Author’s Note: The following is Chapter 69 of the my online book “Excited Delirium”. Please post comments. Please tell your friends about this story. If you’ve missed a chapter, please click here for Chapter 1 (Prelude) or here for the full index.
While the rest of the world clamoured at the doorstep of Beijing, the city itself was slowly and painfully coming back to life.
Leading the charge to recovery was an unlikely crew: the tens of thousands of athletes, managers, trainers and other personnel that had arrived in Beijing in the previous weeks.
A vast salvation effort began, with the Olympic Village at the centre of activities. It was relatively unharmed, along with its inhabitants, during and after the quake, mainly because it was built to much more rigorous standards as demanded by the International Olympic Committee, or IOC. When compared to other new Chinese buildings, it was like comparing Bill Gates to a beggar. They weren’t even in the same universe.
Efforts to rebuild and assist the dying were slow at first, with the vast language barrier causing the greatest source of friction between all of the people who were contributing their skills. In time, however, language was a pale obstacle to the sheer will and determination of these heroes to do what was right. They were here to compete against each other, but they were loath to shirk their responsibilities as human beings, let alone as ambassadors to the planet.
Simple tasks like communicating locations and efforts were delegated to the speediest runners and sprinters, modern day Mercurys that kept everyone informed. Until communications returned to normal, these people played one of the most important roles.
Teams were then built to reflect a balance of skills. Weight-lifters, runners, swimmers, gymnasts and others were spread out across about 1,000 recovery teams, all with the objective of crawling into tight spaces, lifting mass that no normal person could imagine, acting as guardians or running back to the base to inform organizers of major finds, be they living or dead.
These teams were also assigned the task of finding living people, encouraging them to return to main Village and to volunteer for services after they had taken care of themselves. Most of the non-Olympians were asked to either work with others to scrounge for food and water or they were asked to leave as soon as possible so as not to tax the limited resources that the city had left. It was difficult for some to accept, but with a little encouragement, they realized that if they couldn’t contribute, they shouldn’t be making demands on this small, yet brave army of humanitarians.
Managers, trainers and other professionals were assigned to a make-shift triage and emergency centre that became one massive repair operation. Within 3 days, 250,000 people were inspected, operated on, sewn up or resuscitated; most of these people saved because for the first time in a long time, Beijing was overpopulated with people who had medical expertise. It was a non-stop, full-on rush of repair that finally eased off when people either stopped showing up or reports about the mortality level came in. Or the weaker ones finally fled, once roads and transportation became an option again.
As people waited, they camped out in open areas, like the Forbidden Palace or Tiananmen Square.
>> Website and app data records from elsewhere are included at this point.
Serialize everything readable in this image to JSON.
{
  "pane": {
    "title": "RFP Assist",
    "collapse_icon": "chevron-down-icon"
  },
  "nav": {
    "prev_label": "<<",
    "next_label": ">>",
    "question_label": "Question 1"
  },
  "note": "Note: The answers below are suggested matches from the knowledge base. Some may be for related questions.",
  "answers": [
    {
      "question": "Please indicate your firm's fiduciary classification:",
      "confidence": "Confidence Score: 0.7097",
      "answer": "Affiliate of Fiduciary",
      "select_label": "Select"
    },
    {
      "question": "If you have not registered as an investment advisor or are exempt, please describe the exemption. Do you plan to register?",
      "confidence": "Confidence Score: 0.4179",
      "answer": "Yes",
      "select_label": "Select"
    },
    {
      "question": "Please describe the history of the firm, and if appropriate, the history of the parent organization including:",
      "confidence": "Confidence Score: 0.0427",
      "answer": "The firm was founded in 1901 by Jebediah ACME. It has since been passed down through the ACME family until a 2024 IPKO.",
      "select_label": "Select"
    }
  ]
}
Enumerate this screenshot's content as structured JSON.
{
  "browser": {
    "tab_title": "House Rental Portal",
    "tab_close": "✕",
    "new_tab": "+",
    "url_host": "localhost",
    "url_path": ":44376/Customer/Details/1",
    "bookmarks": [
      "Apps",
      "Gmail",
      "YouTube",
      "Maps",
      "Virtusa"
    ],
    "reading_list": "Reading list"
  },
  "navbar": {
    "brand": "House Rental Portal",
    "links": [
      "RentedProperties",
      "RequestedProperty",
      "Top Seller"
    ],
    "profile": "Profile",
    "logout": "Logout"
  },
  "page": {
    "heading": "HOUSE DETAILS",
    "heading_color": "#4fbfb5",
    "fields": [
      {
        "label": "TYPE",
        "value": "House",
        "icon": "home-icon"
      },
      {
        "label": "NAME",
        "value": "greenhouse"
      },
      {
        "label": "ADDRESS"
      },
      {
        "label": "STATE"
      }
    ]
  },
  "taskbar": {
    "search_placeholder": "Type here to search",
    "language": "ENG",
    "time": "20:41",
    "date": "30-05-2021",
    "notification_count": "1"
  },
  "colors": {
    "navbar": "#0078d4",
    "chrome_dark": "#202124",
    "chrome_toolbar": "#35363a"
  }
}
By the end of Monday, this make-shift city-within-a-city had more than half a million inhabitants.
By the end of Monday, the rest of the world was finally able to peer into the black swirling mist and fog that surrounded China and Beijing, as communications were finally starting to show signs of life again.
It was the CCTV, or Chinese Central Television, that was able to feed stories the people of the West, as they anxiously awaited some kind of information about their loved ones.
But they would be disappointed: the CCTV had no official direction yet from the Chinese government, so all that was made available to the world’s eyes were misty details about the quake, the current situation and how many people were affected.
Even though the media of the world had converged on Beijing to report on the Olympics, they were powerless to report on anything to their homes because of power outages, lack of satellite feed or broken communication lines.
The world would have to wait until China was able to get its house in order.
[Author’s Note: I conceived of this plot component in 2006 and wrote most of these chapters into the story of ‘Excited Delirium’ during the course of 2007. I was stunned like the rest of the world when a tragic earthquake struck the province of Sichuan on May 12, 2008. Please believe me that I do not want to ‘profit’ from the suffering that the hundreds of thousands in this quake experienced. I remind all readers that this is a work of fiction and that my goals are to speak to the symbolic reference that’s used in the numerology along with the viewpoint of one fictional cult concerning the fate of the Chinese.]
(Note: “Excited Delirium” is a work of fiction. Any person, place or thing depicted in this work of fiction is also a work of fiction. Any relation of these subjects or characters to real locations, people or things are an unintentional coincidence.)
Excited Delirium by Liam Young is licensed under a Creative Commons Attribution-Share Alike 2.5 Canada License .
Based on a work at www.exciteddelirium.ca .